If at all there are critical takeaways from this pandemic, it has to be the need to pay attention to our healthcare system. A country without hospitals and a functional healthcare system, is no country at all. This is enough reason to fix our health care systems, our hospitals, universities and laboratories.


By 11.00 a.m. Saturday morning, the shelves in my local supermarket were rid of all the tissue paper. No one is certain why Nigerians went into a frenzy buying up tissue paper. Fear, though, is the most contagious other aspect of the new coronavirus pandemic currently afflicting the world, and this has become a common currency. On an international news station, a world leader described the pandemic as causing the most fear after World War II.

Not only does the arrival of the COVID-19 pandemic on our shores further elucidate the gap between the health infrastructure in the Western world and that of developing countries, it also highlights how advanced these countries are when it comes to financial planning and resource utilisation. These countries have huge financial reserves to cushion the effect of the economic downturn which we all expect as a result of COVID-19.

We have also seen common attributes that leaders across the continents share and how leaders have risen to the occasion, giving their people hope even when there is not much to go by. We have seen world leaders own their respective spaces and act to deal with the pandemic. The president of the U.S.A, and the prime minister of the United Kingdom are examples of leaders of the pack. The announcement that Russia sent military doctors to Italy, was greeted by most with a smile. Perhaps this virus will make more friends out of countries.

Back in Nigeria, and in Lagos State to be precise, one cannot but be pleased with the responsiveness of the Lagos State governor. Perhaps the fact that he has surrounded himself with some of the best hands as advisers, has served us well at this time. Whilst we must applaud some of the actions taken, especially with the awareness being created, we must admit that we have a lot of ground to cover still.

At a different level, how can we forget that a typical “danfo” that should sit perhaps eight passengers, currently carries at least 14 to 16 passengers. How can one stop germs from getting to the next person in these conditions, even when the mouth is covered during a sneeze?


Because we do not yet have a cure or vaccine, we are left to take precautionary measures, including measuring the distance between each other, using alcohol-based sanitisers, washing our hands ever so frequently and taking vitamins and immunity boosters. But, in truth, in the less fancier habitations in Nigeria, how realistic is social distancing? Especially when you consider the face-me-I-face-you type of accommodation in which a lot of our people live.

In addition, hand sanitisers are expensive. A small 100ml bottle costs at least N1,500. How many can afford this? The best option remains water and soap. Then again, how many communities have clean water available to them? The incidence of water-borne diseases is still a problem here. At a different level, how can we forget that a typical “danfo” that should sit perhaps eight passengers, currently carries at least 14 to 16 passengers. How can one stop germs from getting to the next person in these conditions, even when the mouth is covered during a sneeze?

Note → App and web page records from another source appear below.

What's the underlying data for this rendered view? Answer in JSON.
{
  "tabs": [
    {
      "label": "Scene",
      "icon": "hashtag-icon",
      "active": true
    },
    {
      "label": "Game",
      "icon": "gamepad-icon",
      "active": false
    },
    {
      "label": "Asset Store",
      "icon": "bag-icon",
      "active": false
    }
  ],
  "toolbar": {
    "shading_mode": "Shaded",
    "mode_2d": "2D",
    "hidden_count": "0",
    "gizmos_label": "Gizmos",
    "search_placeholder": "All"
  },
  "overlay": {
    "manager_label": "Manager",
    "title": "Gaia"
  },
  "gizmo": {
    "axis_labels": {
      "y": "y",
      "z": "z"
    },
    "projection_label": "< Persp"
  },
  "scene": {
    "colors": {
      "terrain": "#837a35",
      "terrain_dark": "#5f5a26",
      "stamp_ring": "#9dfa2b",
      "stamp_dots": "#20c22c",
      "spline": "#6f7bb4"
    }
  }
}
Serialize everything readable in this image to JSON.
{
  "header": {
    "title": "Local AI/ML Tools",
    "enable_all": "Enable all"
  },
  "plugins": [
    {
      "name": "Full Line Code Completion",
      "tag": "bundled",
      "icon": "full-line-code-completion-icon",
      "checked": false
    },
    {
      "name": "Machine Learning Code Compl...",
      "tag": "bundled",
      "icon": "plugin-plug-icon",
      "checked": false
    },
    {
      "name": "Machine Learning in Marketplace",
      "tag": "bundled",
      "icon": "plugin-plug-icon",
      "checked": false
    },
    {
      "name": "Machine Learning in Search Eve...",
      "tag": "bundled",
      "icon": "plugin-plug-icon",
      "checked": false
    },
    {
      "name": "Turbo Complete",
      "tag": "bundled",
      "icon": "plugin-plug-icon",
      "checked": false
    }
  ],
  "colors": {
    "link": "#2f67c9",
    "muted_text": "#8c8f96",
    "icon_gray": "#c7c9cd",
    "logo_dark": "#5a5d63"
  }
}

This pandemic has brought to the fore all that is wrong with our society. It has shown how ill-prepared we are for large-scale emergencies.

If this pandemic were to take root in our slums, this would exacerbate its management. Since these places will serve as fertile breeding grounds for the virus. In this regard, we have been lucky thus far. But we have to fix our space. There is no other way to say it.


The U.K. government announced that it had a shortage of ventilators, with only 8,175 available, but with plans to deliver 5,000 new ventilators within a month. And partly because of this, U.K. citizens are up in arms, describing their health system as unprepared. One wonders how many ventilators we have in Nigeria. If at all there are critical takeaways from this pandemic, it has to be the need to pay attention to our healthcare system. A country without hospitals and a functional healthcare system, is no country at all. This is enough reason to fix our health care systems, our hospitals, universities and laboratories.

Then there is much work to be done around communication, education and the creation of awareness. Not many have electricity to power their TV sets. Neither do they have access to social media. So, they are somewhat disconnected from a rapidly-changing reality. Which explains why our markets and motor parks are still brimming with people touching one another, blowing their nose into the gutters and squeezing themselves into public vehicles.

If this pandemic were to take root in our slums, this would exacerbate its management. Since these places will serve as fertile breeding grounds for the virus. In this regard, we have been lucky thus far. But we have to fix our space. There is no other way to say it. As far as we know, this pandemic is no respecter of persons. It has found a home in the rich and the poor. So really, this is one of those disease that money cannot kill. On a lighter note, the crisis around COVID-19 has not been all doom and gloom. At least, families have been forced to live together. Something that many have not enjoyed for a while.

‘Lande Atere is a lawyer and everyday girl.